101 years after it first opened, Wright’s Park Inn Hotel is back in the lodging business. While work is still taking place, guests can once again make reservations to stay at the renovated hotel, and a Grand Opening is planned for September 5-11.
I spent some time last week walking around the hotel and adjoining bank building, and the architectural detailing is amazing. Spend a little time around this structure and you will begin to realize why it was worth the nearly $20 million that was spent restoring it. Words cannot do justice to the mix of stained glass, rich woods, brass, copper and brick that have been blended together by Wright’s masterful touch into an architectural symphony.
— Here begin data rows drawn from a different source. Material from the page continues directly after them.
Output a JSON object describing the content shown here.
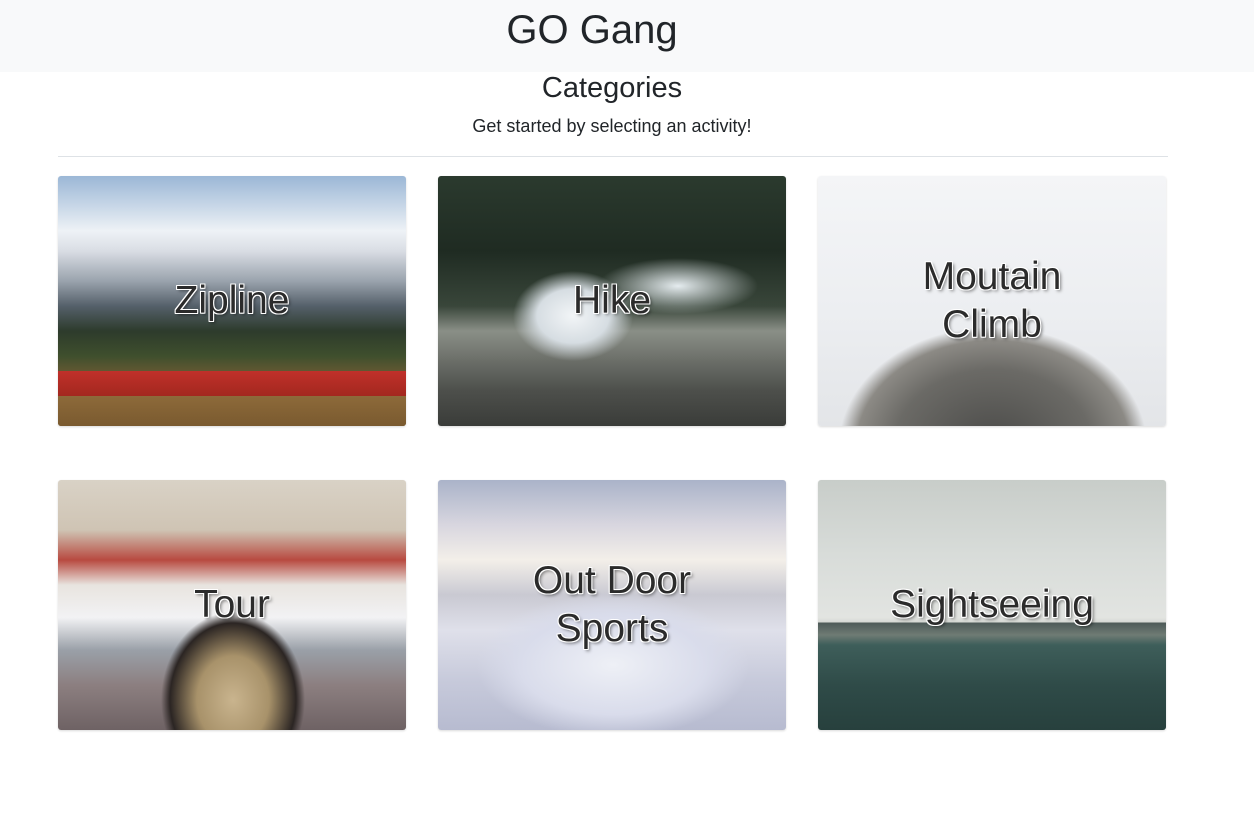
{
  "navbar": {
    "brand": "GO Gang"
  },
  "page": {
    "heading": "Categories",
    "subheading": "Get started by selecting an activity!"
  },
  "categories": [
    {
      "lines": [
        "Zipline"
      ]
    },
    {
      "lines": [
        "Hike"
      ]
    },
    {
      "lines": [
        "Moutain",
        "Climb"
      ]
    },
    {
      "lines": [
        "Tour"
      ]
    },
    {
      "lines": [
        "Out Door",
        "Sports"
      ]
    },
    {
      "lines": [
        "Sightseeing"
      ]
    }
  ]
}
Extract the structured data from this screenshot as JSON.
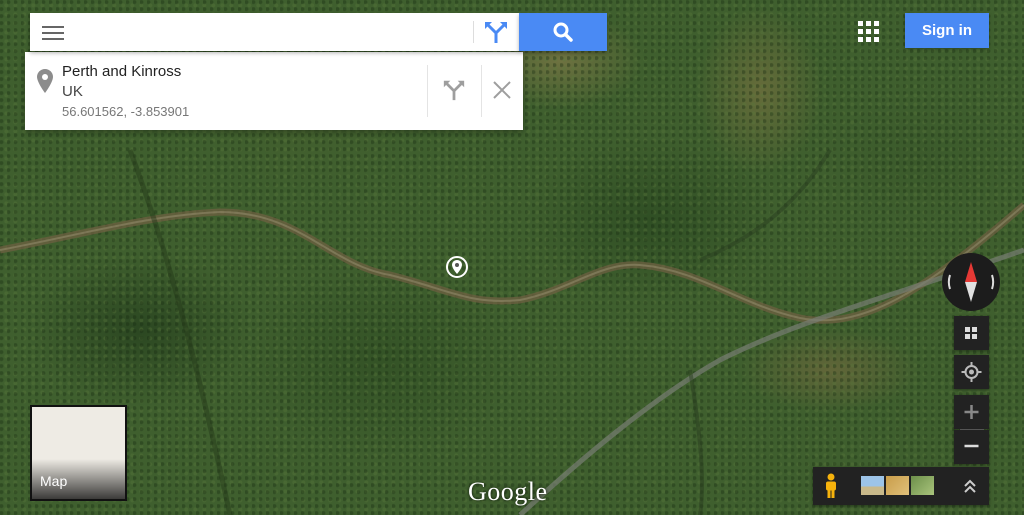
{
  "search": {
    "value": "",
    "placeholder": ""
  },
  "result_card": {
    "title": "Perth and Kinross",
    "subtitle": "UK",
    "coordinates": "56.601562, -3.853901"
  },
  "header": {
    "sign_in_label": "Sign in"
  },
  "map_thumbnail": {
    "label": "Map"
  },
  "logo": "Google",
  "icons": {
    "menu": "menu-icon",
    "directions": "directions-icon",
    "search": "search-icon",
    "pin": "place-pin-icon",
    "close": "close-icon",
    "apps": "apps-grid-icon",
    "compass": "compass-icon",
    "tilt": "tilt-icon",
    "locate": "my-location-icon",
    "zoom_in": "zoom-in-icon",
    "zoom_out": "zoom-out-icon",
    "pegman": "pegman-icon",
    "expand": "expand-up-icon"
  },
  "colors": {
    "accent": "#4a8af4",
    "control_dark": "#222222",
    "compass_red": "#e53935"
  }
}
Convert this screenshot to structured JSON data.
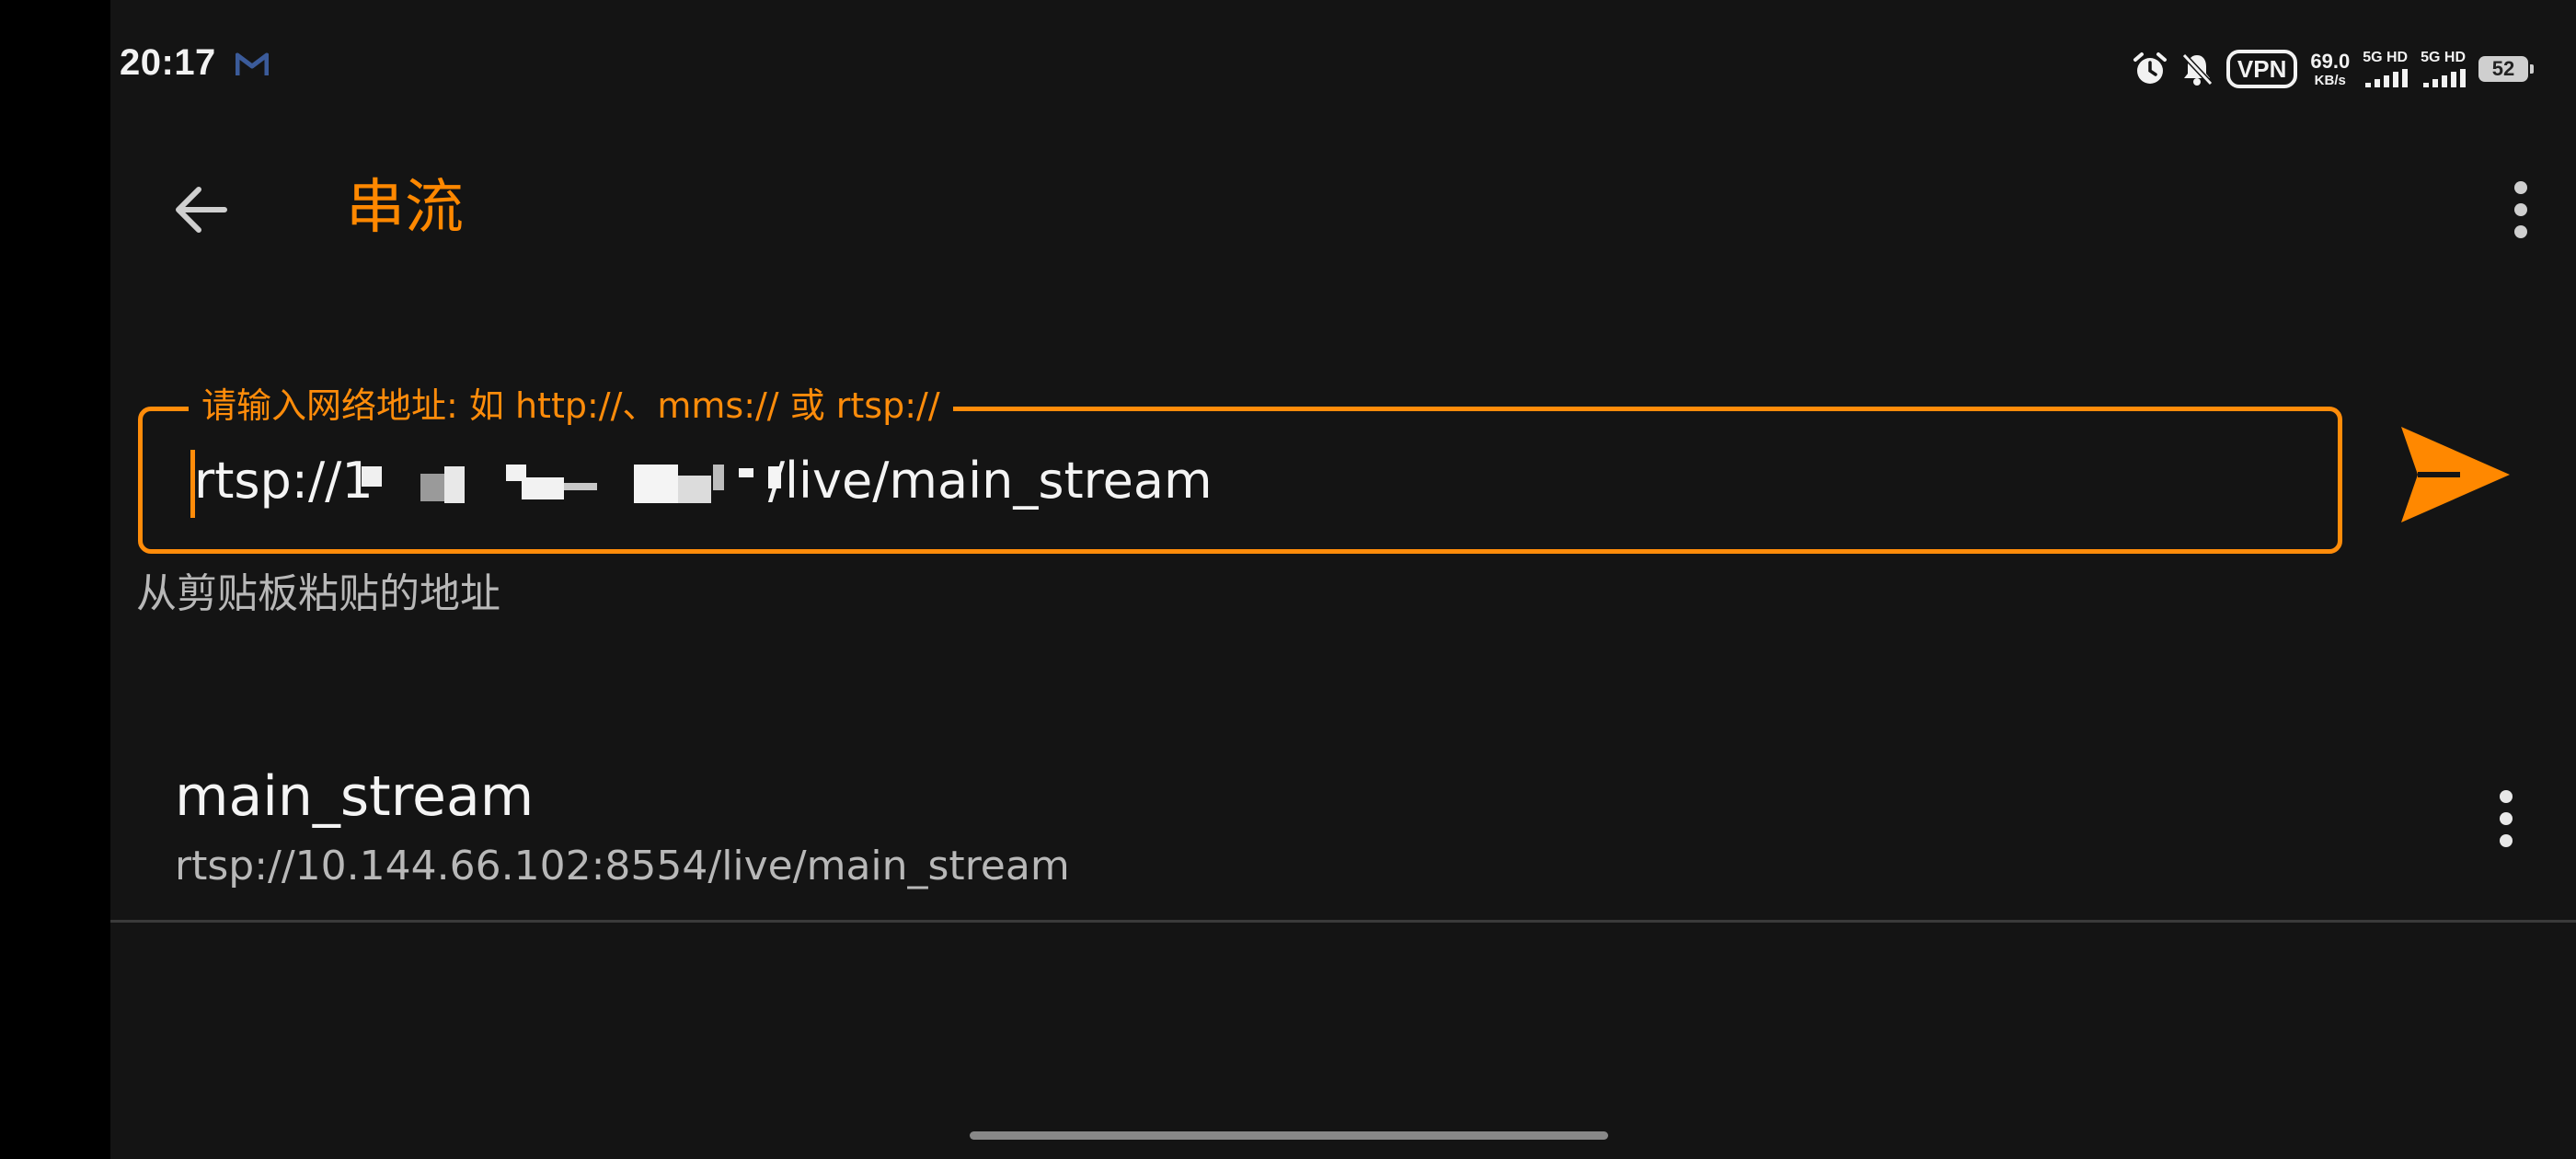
{
  "status_bar": {
    "time": "20:17",
    "notification_icon": "gmail-icon",
    "icons": [
      "alarm-icon",
      "bell-off-icon"
    ],
    "vpn": "VPN",
    "speed_value": "69.0",
    "speed_unit": "KB/s",
    "signal_1_label": "5G HD",
    "signal_2_label": "5G HD",
    "battery": "52"
  },
  "app_bar": {
    "title": "串流",
    "back_icon": "arrow-left-icon",
    "menu_icon": "more-vertical-icon"
  },
  "url_input": {
    "label": "请输入网络地址: 如 http://、mms:// 或 rtsp://",
    "value": "rtsp://1                         /live/main_stream",
    "value_prefix": "rtsp://1",
    "value_suffix": "4/live/main_stream",
    "hint": "从剪贴板粘贴的地址",
    "send_icon": "send-icon"
  },
  "history": [
    {
      "title": "main_stream",
      "url": "rtsp://10.144.66.102:8554/live/main_stream"
    }
  ],
  "colors": {
    "accent": "#ff8800",
    "background": "#141414",
    "text_primary": "#f4f4f4",
    "text_secondary": "#b8b8b8"
  }
}
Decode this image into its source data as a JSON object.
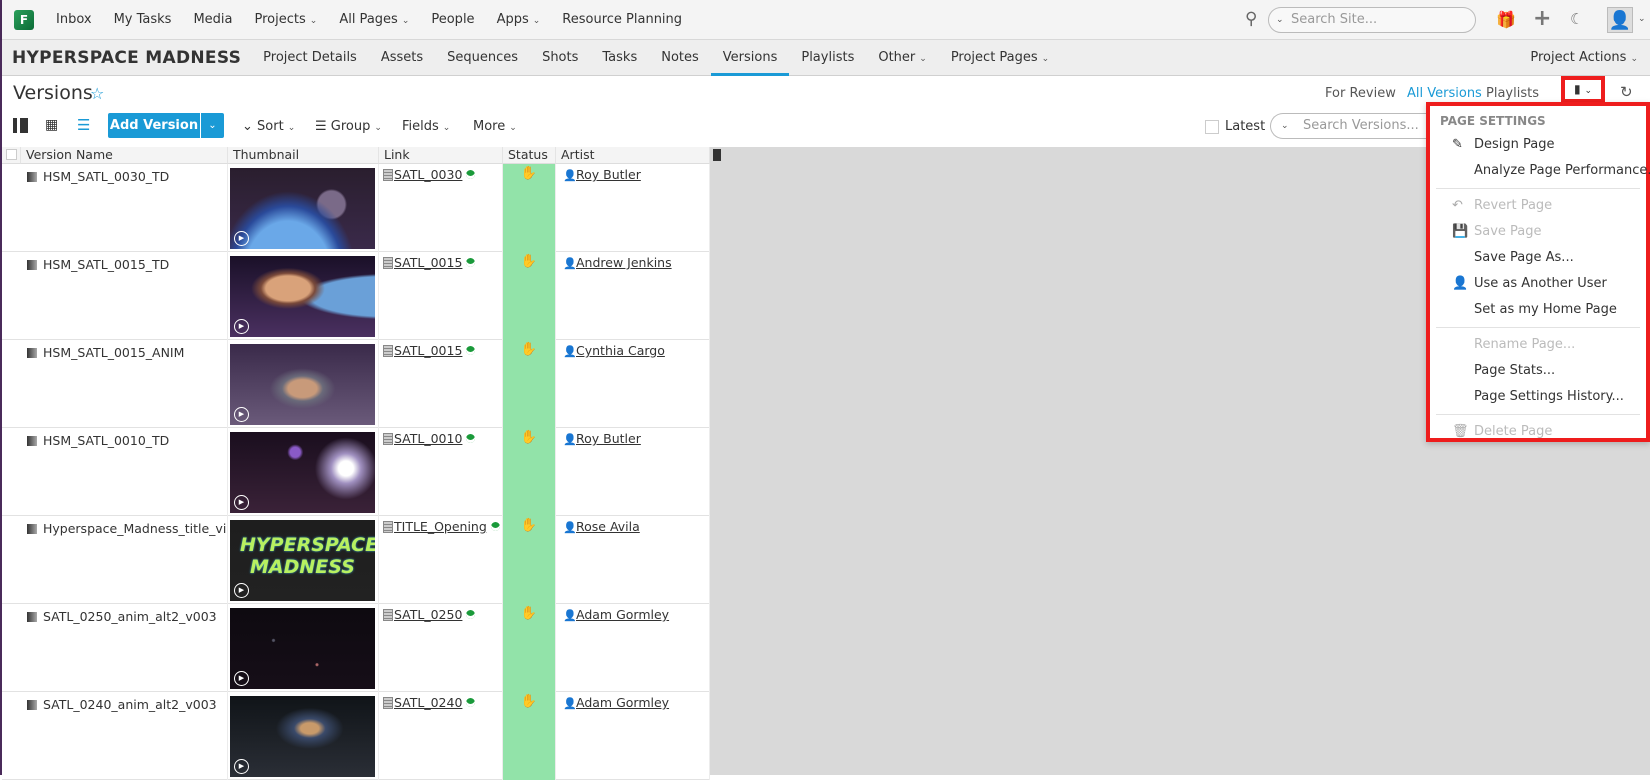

I have included some recent photos below to help tell the tale, and more are available on our Facebook page.
The original bank and adjoining hotel were designed for James E. Blythe and J. E. E. Markley, two Mason City attorneys. They wanted a building that could compete with the new, eight story bank that was being constructed across the street. Markley was familiar with Wright because his daughters attended a school in Spring Green, Wisconsin, that Wright had designed. The original Blythe and Markley structure contained a bank, the law offices of Blythe and Markley, and the 42 room hotel. It opened in 1910. It remained the area’s premiere hotel until 1922 when a more modern, upscale eight story hotel opened nearby. From that point on, the story of the Park Inn was one of decline.
The Wright on the Park organization has overcome many obstacles to bring the Park Inn Hotel back to life. Their website, wrightonthepark.org, has numerous photos covering the renovation process as well as background information on the building, the community and Frank Lloyd Wright. Anyone with an interest in Wright should make a visit to see his only remaining hotel as well as the Stockman House, a private residence designed by Wright. There are also several other homes designed by Prairie School architects in Mason City. If you enjoy Prairie School architecture and the Arts and Crafts period, a trip to Mason City is well worth your time; and now you have a place to stay that epitomizes these styles.
Filed under: 1, Daily Dose of Masonry, Moisture Management, News and Updates | Tagged: abandoned buildings, adaptive reuse, architecture, frank lloyd wright, history, Mason City history, masonry technology, mti, Prairie School, sustainability |